This annual award was established in 1996 in memory of Brian Kelly, a leading authority on graphite physics.
The award is intended as a travel grant for students and early career researchers with up to ten years postdoctoral experience to attend the annual International Carbon Conference. Anyone living or working, at the time of that conference, in the country where the conference is held is not eligible. As a consequence, applications will not be accepted from Australia on this occasion.
The award is made upon the basis of an appraisal of THREE documents:
- The extended abstract or paper as submitted to the CARBON 2017 conference,
- A short CV and
- A commentary provided normally by the candidate's supervisor or close colleague.
Self-nomination is permitted. The Award Committee of the British Carbon Group will determine the successful applicant.
The closing date for applications for CARBON 2017 will be 7 May 2017.

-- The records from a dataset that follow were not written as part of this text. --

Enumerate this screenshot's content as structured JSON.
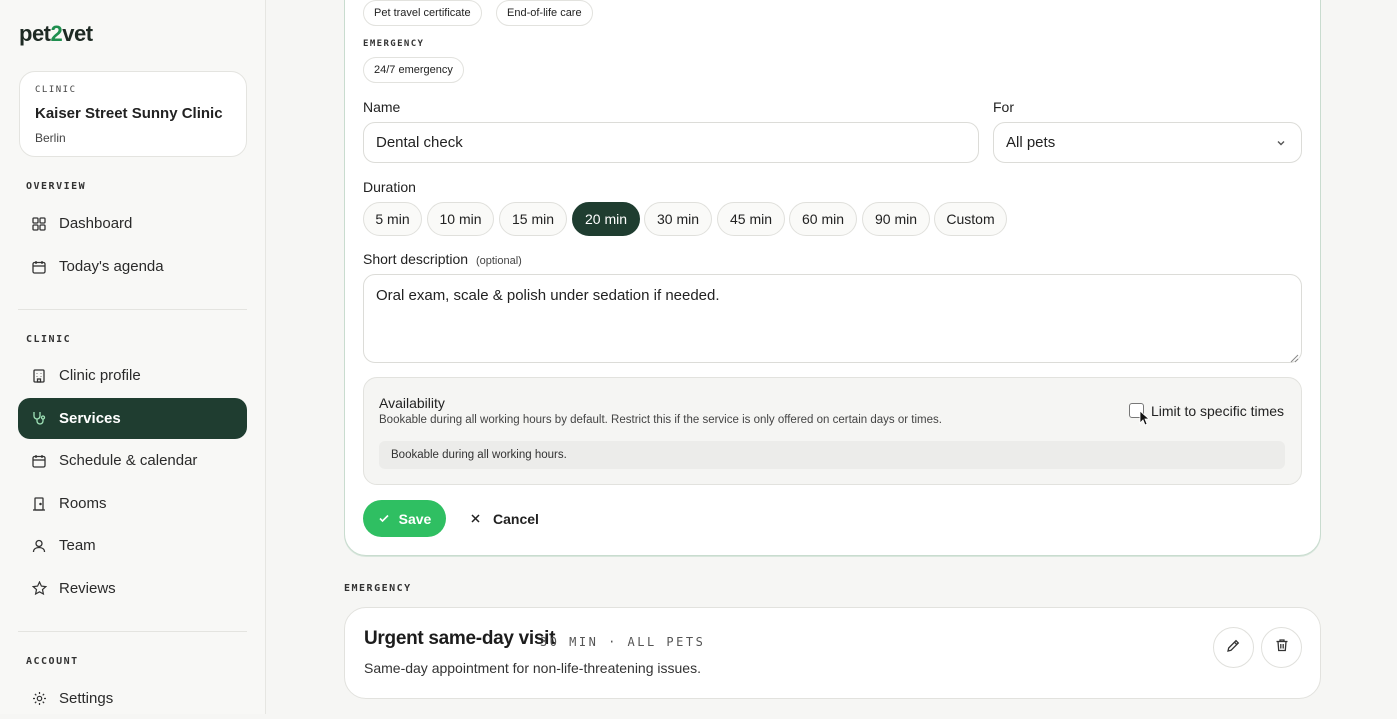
{
  "app": {
    "logo_prefix": "pet",
    "logo_two": "2",
    "logo_suffix": "vet"
  },
  "clinic_card": {
    "label": "CLINIC",
    "name": "Kaiser Street Sunny Clinic",
    "city": "Berlin"
  },
  "sidebar": {
    "overview_title": "OVERVIEW",
    "overview_items": [
      {
        "label": "Dashboard",
        "icon": "grid-icon"
      },
      {
        "label": "Today's agenda",
        "icon": "calendar-icon"
      }
    ],
    "clinic_title": "CLINIC",
    "clinic_items": [
      {
        "label": "Clinic profile",
        "icon": "building-icon"
      },
      {
        "label": "Services",
        "icon": "stethoscope-icon",
        "active": true
      },
      {
        "label": "Schedule & calendar",
        "icon": "calendar-icon"
      },
      {
        "label": "Rooms",
        "icon": "door-icon"
      },
      {
        "label": "Team",
        "icon": "user-icon"
      },
      {
        "label": "Reviews",
        "icon": "star-icon"
      }
    ],
    "account_title": "ACCOUNT",
    "account_items": [
      {
        "label": "Settings",
        "icon": "gear-icon"
      }
    ]
  },
  "form": {
    "top_chips": [
      "Pet travel certificate",
      "End-of-life care"
    ],
    "emergency_label": "EMERGENCY",
    "emergency_chips": [
      "24/7 emergency"
    ],
    "name_label": "Name",
    "name_value": "Dental check",
    "for_label": "For",
    "for_value": "All pets",
    "duration_label": "Duration",
    "durations": [
      "5 min",
      "10 min",
      "15 min",
      "20 min",
      "30 min",
      "45 min",
      "60 min",
      "90 min",
      "Custom"
    ],
    "selected_duration": "20 min",
    "desc_label": "Short description",
    "desc_optional": "(optional)",
    "desc_value": "Oral exam, scale & polish under sedation if needed.",
    "availability_title": "Availability",
    "availability_desc": "Bookable during all working hours by default. Restrict this if the service is only offered on certain days or times.",
    "availability_status": "Bookable during all working hours.",
    "limit_label": "Limit to specific times",
    "limit_checked": false,
    "save_label": "Save",
    "cancel_label": "Cancel",
    "accent": "#2fbf62",
    "dark_green": "#1f3d30"
  },
  "emergency_section": {
    "title": "EMERGENCY",
    "service": {
      "name": "Urgent same-day visit",
      "meta": "30 MIN · ALL PETS",
      "desc": "Same-day appointment for non-life-threatening issues."
    }
  }
}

The award is currently five hundred pounds sterling (£500) and is presented at the time of the conference. It is a condition of the award that the winner attends the conference and presents his or her paper either orally or as a poster.
Applications may be transferred electronically to the Chair of The Brian Kelly Award Committee,

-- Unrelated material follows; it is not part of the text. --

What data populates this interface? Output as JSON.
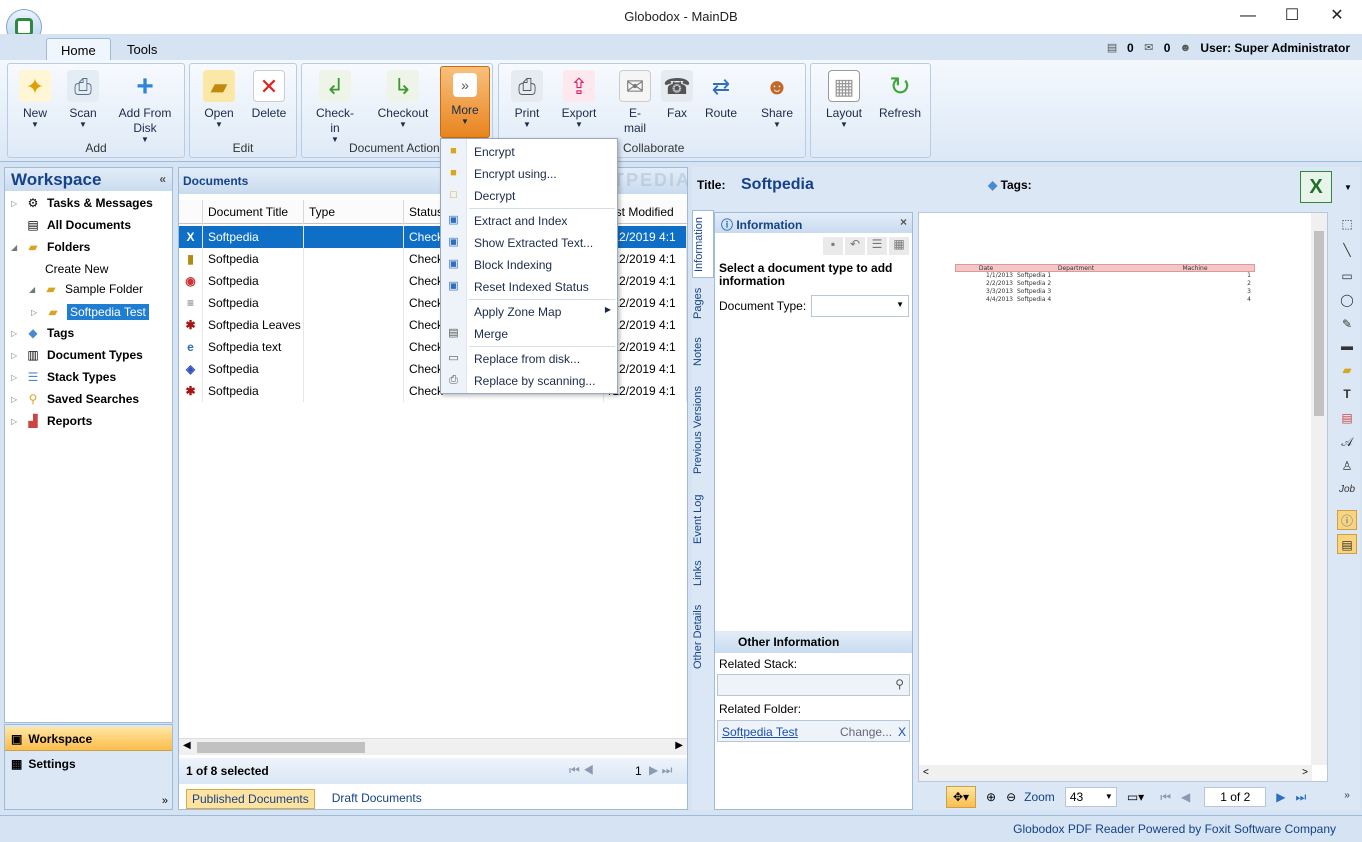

Ms. Nassia Tzelepi, firstname.lastname@example.org
Ms Nassia Tzelepi
Research Fellow in Graphite Technology
NNL Central Laboratory, Sellafield, Seascale, Cumbria CA20 1PG
About Brian Kelly
Brian Kelly was a world authority both on the physics of graphite and on irradiation damage in solids. He was born and educated in Wales and spent most of his career working for the United Kingdom Atomic Energy Authority, UKAEA. One of his major contributions at UKAEA was to the development of specifications for the isotropic graphite required for the graphite core for the British Advanced Gas cooled Reactors, AGR.
Brian’s approach, which he carried out brilliantly, was to underpin engineering design data with an understanding of the basic science. For example he related the irradiation-induced dimensional changes in the graphite bricks in the reactor core to the displacement of atoms in the graphite crystal. Brian made many contributions to the basic science of graphite, much of it summarised in his much sought after book ‘The Physics of Graphite’, Applied Science Publishers, 1981. In 1981 he also received the Charles E Pettinos Award of the American Carbon Society for “his many contributions to the theoretical and experimental aspects of the physics of carbon and graphite”….
After his retirement form the UKAEA, Brian was engaged as a consultant by Oak Ridge National Laboratories, USA. During a productive association with ORNL, Brian worked on a number of projects including graphites for high temperature gas-cooled reactors and the mechanisms of irradiation induced creep of graphite. Brian was an engaging person who wore his formidable learning lightly. At conferences he enjoyed vigorous but good-natured discussions on many topics but particularly on the physics of graphite.